I am enthralled by a child who lives across the country, a child whose story I only know through the internet, and who may very well not make it to his 3rd birthday. His name is Ronan, and he has Tay-Sachs disease. I’m not sure why I am so suddenly and unequivocally attached to this little boy. Maybe it’s because I first read about his story in the New York Times on my son's third birthday. Maybe it’s because his smile looks just like Ollie’s when the O was that age. Maybe it’s because his mom’s name is Emily and she’s about the same age as my own wife, Emily. Maybe it’s because it’s just so damn unfair. And maybe it’s because it scares the fool out of me. For whatever reason, Ronan and his mom and dad won’t leave my consciousness or my prayers.
I follow Ronan on Twitter. I am a fan on Facebook. I follow his mom’s blog. Part of me feels that I should stop. I mean, every time I look at a picture of that sweet face knowing how much his mom and dad love him, I break down and cry. I sat at a beautiful spot called Sanders’ Point last week and read a recent blog post about Ronan’s therapy team meeting with his parents. They were talking about all the things they (parents and Team Ronan) could do to help make Ronan more comfortable and to stimulate his ever-decreasing brain function. I sobbed. Thank God I was by myself because I’m sure I looked like a blubbering moron. Especially as I stomped my foot in the soft sand and said to, or rather shouted at, God, “What are you doing to this family??”

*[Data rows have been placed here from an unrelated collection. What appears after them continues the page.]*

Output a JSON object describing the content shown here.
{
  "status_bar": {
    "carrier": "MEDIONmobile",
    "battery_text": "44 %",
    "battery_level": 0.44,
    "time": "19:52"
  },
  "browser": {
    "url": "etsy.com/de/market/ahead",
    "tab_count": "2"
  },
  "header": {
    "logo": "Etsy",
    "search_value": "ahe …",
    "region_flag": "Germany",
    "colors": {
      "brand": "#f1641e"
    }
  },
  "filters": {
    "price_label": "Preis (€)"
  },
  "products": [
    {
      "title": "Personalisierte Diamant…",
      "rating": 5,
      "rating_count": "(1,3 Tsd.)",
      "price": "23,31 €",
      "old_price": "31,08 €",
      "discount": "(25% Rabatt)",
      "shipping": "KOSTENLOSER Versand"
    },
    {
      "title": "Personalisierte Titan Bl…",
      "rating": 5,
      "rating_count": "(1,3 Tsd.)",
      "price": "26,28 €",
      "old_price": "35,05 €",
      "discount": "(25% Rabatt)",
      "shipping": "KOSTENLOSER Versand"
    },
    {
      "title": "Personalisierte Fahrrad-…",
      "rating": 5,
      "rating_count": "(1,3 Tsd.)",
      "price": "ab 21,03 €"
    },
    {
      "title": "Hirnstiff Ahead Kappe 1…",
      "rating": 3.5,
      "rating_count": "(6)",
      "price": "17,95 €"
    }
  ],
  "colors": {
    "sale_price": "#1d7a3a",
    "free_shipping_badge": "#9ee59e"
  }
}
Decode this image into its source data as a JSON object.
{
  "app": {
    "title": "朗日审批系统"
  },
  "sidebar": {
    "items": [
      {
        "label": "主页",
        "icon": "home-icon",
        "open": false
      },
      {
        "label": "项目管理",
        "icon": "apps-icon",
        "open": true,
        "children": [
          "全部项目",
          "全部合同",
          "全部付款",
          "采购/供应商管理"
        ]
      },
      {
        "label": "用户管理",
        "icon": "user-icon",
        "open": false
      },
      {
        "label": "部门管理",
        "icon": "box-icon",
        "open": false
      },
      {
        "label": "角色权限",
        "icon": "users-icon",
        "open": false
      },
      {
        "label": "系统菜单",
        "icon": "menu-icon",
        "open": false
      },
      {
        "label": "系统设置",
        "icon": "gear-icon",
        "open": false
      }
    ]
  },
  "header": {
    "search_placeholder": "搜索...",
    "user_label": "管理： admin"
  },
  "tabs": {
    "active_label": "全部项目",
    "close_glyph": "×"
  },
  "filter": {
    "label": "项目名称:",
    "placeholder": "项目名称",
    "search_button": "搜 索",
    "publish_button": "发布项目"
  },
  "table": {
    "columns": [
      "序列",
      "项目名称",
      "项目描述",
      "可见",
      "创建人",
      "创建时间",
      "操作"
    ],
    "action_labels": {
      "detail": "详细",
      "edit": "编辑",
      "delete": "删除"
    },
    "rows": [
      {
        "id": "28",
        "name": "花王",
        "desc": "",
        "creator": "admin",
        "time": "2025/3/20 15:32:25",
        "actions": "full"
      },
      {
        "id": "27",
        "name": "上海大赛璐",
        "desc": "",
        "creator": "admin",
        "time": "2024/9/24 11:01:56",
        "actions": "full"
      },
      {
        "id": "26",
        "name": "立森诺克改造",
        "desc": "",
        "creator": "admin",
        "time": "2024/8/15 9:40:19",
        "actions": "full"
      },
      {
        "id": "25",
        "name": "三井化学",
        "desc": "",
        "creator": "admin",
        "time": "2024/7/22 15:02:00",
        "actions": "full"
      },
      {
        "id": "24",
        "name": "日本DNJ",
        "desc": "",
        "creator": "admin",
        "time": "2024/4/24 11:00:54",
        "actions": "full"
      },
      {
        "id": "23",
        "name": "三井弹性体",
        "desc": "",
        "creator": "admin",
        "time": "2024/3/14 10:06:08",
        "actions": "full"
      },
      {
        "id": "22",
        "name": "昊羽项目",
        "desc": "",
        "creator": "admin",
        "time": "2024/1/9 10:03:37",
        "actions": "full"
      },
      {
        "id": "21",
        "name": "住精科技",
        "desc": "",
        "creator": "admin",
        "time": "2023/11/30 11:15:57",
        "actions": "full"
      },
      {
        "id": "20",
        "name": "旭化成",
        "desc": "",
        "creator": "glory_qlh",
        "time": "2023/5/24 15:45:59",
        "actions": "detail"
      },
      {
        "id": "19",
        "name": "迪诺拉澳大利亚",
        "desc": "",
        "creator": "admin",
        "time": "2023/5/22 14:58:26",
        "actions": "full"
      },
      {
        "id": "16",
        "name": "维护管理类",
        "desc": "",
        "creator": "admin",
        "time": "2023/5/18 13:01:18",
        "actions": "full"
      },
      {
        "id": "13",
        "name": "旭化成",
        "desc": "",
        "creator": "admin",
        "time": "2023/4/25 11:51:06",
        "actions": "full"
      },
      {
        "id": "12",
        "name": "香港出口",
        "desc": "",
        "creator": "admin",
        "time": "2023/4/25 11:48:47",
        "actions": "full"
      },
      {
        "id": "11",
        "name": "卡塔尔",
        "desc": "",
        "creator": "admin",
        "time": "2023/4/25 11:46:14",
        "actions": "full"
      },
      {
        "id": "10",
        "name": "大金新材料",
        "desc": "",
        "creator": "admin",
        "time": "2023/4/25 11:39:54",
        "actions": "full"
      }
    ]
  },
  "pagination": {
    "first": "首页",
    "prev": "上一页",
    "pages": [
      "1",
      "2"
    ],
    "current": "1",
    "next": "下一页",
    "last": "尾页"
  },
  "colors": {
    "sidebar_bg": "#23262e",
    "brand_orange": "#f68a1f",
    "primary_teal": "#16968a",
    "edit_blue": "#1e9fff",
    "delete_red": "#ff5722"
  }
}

But there is something about this situation that draws me back in. I go back and look at the pictures. I read up on Tay-Sachs. I read another blog post. I cry a little more. I laid awake the last few nights, thinking about what Ronan’s parents, Emily & Rick, must be going through. I have given thanks to God that Ollie is healthy, and then seconds later felt like a selfish s.o.b. for giving thanks that I’m not in someone else’s shoes. I have prayed for comfort and peace for all three of them. I have prayed that Ronan’s short life will mean something. (Part of that prayer has been answered: His life means something to me; I just have to figure out what it is.) I have given thanks that Ronan’s parents love him so much and are willing to be public with their daily loss.
(I've also thought to myself: Surely I am not the only one so deeply affected by this. I was relieved to find so many comments on the blog and on Facebook about others who have been so moved by this story.)
What came to me the other night as I prayed for Ronan, Emily, and Rick was that God has put this little boy and his family, who live nearly 2,000 miles away from New Bern, NC, in my path. As I continue to pray for them, I know God will reveal to me why they are in my path.
I will continue to give thanks for Ollie's health, and I will continue to give thanks that Emily and Rick love Ronan so much. I will continue to pray for Ronan's peace and his comfort, and I will pray for Emily and Rick.
I pray that you will join me.